More than 1,200 Dundee children are learning about climate change during COP26 Schools Week at the city’s science centre.
A series of activities, demonstrations and experiments for P4 to P7 pupils from 13 primary schools are being delivered by Dundee Science Centre.
Parents, grandparents and carers will be keen to know what they are learning about the planet and how – so we enlisted the centre’s Carlene Cura to give us the lowdown.
The first group of pupils from Longhaugh Primary School was joined by Scotland’s Minister for Children and Young People Clare Haughey on Monday.
They will be followed by classes from Forthill, Mill of Mains, St Andrew’s, St Peter and Paul’s, Ballumbie, Dens Road, Fintry, Downfield, Tayview, Eastern, Ancrum Road and St Fergus’ primary schools over the coming days.
What are they learning?
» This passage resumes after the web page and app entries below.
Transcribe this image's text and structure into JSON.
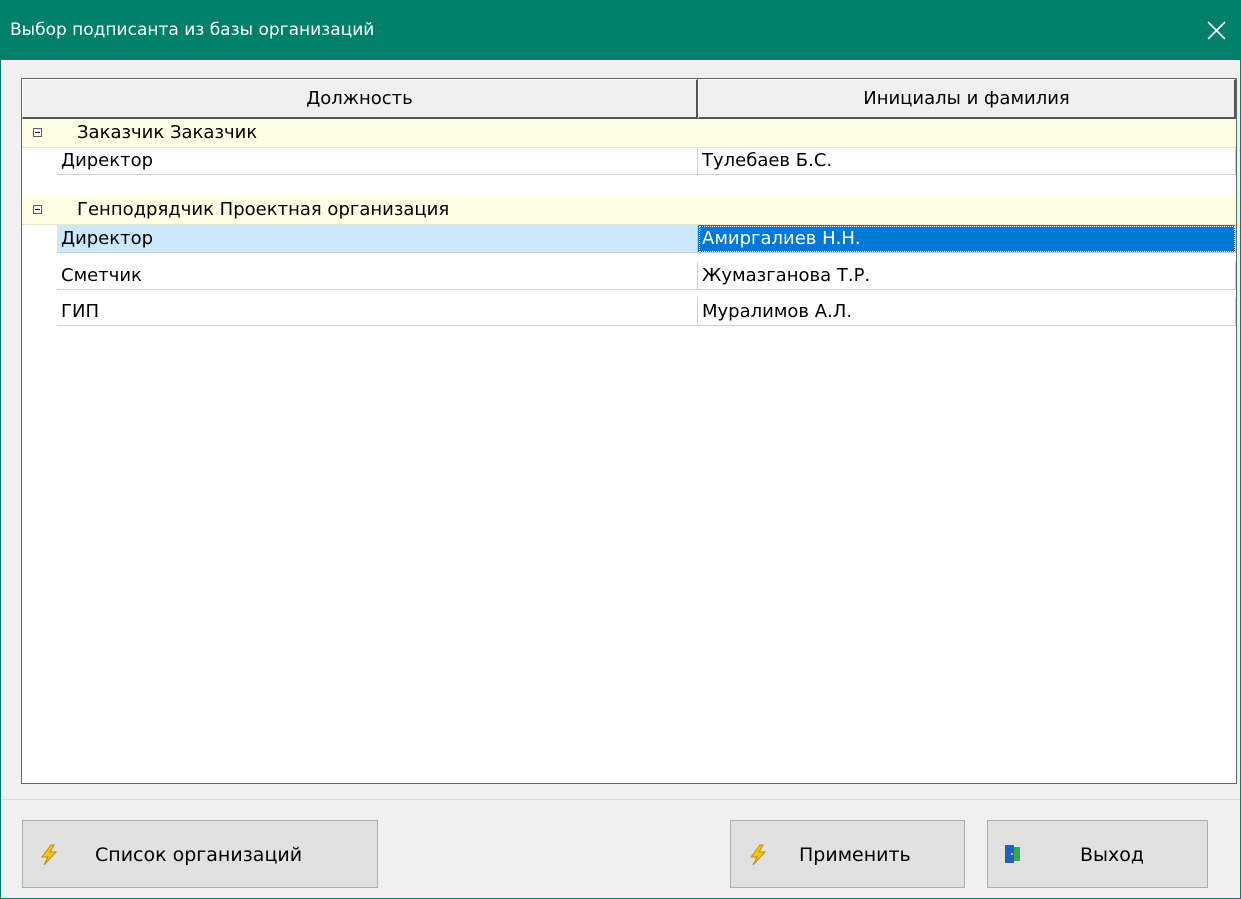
{
  "window": {
    "title": "Выбор подписанта из базы организаций"
  },
  "grid": {
    "columns": [
      "Должность",
      "Инициалы и фамилия"
    ],
    "groups": [
      {
        "label": "Заказчик Заказчик",
        "rows": [
          {
            "position": "Директор",
            "name": "Тулебаев Б.С."
          }
        ]
      },
      {
        "label": "Генподрядчик Проектная организация",
        "rows": [
          {
            "position": "Директор",
            "name": "Амиргалиев Н.Н.",
            "selected": true
          },
          {
            "position": "Сметчик",
            "name": "Жумазганова Т.Р."
          },
          {
            "position": "ГИП",
            "name": "Муралимов А.Л."
          }
        ]
      }
    ]
  },
  "buttons": {
    "organizations": "Список организаций",
    "apply": "Применить",
    "exit": "Выход"
  },
  "icons": {
    "close": "close-icon",
    "organizations": "lightning-icon",
    "apply": "lightning-icon",
    "exit": "door-exit-icon"
  },
  "colors": {
    "titlebar": "#00806a",
    "group_row": "#ffffe6",
    "selected_cell": "#0078d7",
    "selected_row": "#cce8ff"
  }
}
During two-hour workshops children are discovering how seas and oceans are warming, about renewable energy and how climate change can affect our health.
Here are three things Carlene told us they are discovering:
1. Ocean acidification impacts coral reefs and shellfish
As oceans are made more acidic by soaking up CO2, corals and animals with shells made of calcium carbonate use more energy repairing their shells, leaving less for growing or reproducing. An experiment shows the impact of acid by combining vinegar and calcium carbonate in a test tube and letting it fizz.
2. How CO2 traps heat
In the atmosphere carbon dioxide, the greenhouse gas which has caused most of human-made global warming, traps infrared light or heat. The effect is demonstrated using an infrared camera to show how infrared light given off by humans is blocked by a perspex screen – like CO2 – but permeates through a binbag.
3. How engineers are fighting combat change
Children learning about renewable energy technology by trying their hand at being climate engineers. They are challenged to build their own simple windmill, using templates and split pins, then put them to the test.
Carlene, the centre’s development and fundraising advisor, said: “It’s important for us to continue the legacy of COP26 and ensure that these subjects continue to be in reach of younger people.
Who knows, we might even shape the next generation of change-makers in the process!”
Carlene Cura, Dundee Science Centre
“Rather than leaving the climate decision-making to the policy-makers and the big names, they too can see that they have a role to play.
“Our COP26 Schools Week will drill down to the detail, bring the topics to life and show their relevance to each and every one of the children involved.
“Who knows, we might even shape the next generation of change-makers in the process!”
Why is COP26 Schools Week taking place?
The centre was asked by Dundee City Council to host COP26 Schools Week, which has been partly funded by the Edina Trust.
Ms Haughey said the Scottish Government was determined to ensure the climate change summit reached out to communities far beyond negotiations in Glasgow, and has provided almost £950,000 to allow children and young people to participate.
She said: “The COP26 Schools Week being hosted by Dundee Science Centre in partnership with Dundee City Council is a great example of continuing the legacy of COP26 and underlines the importance of the voice of children and young people on this issue.
“We all need to play a role and our communities and children and young people will be at the heart of that action.”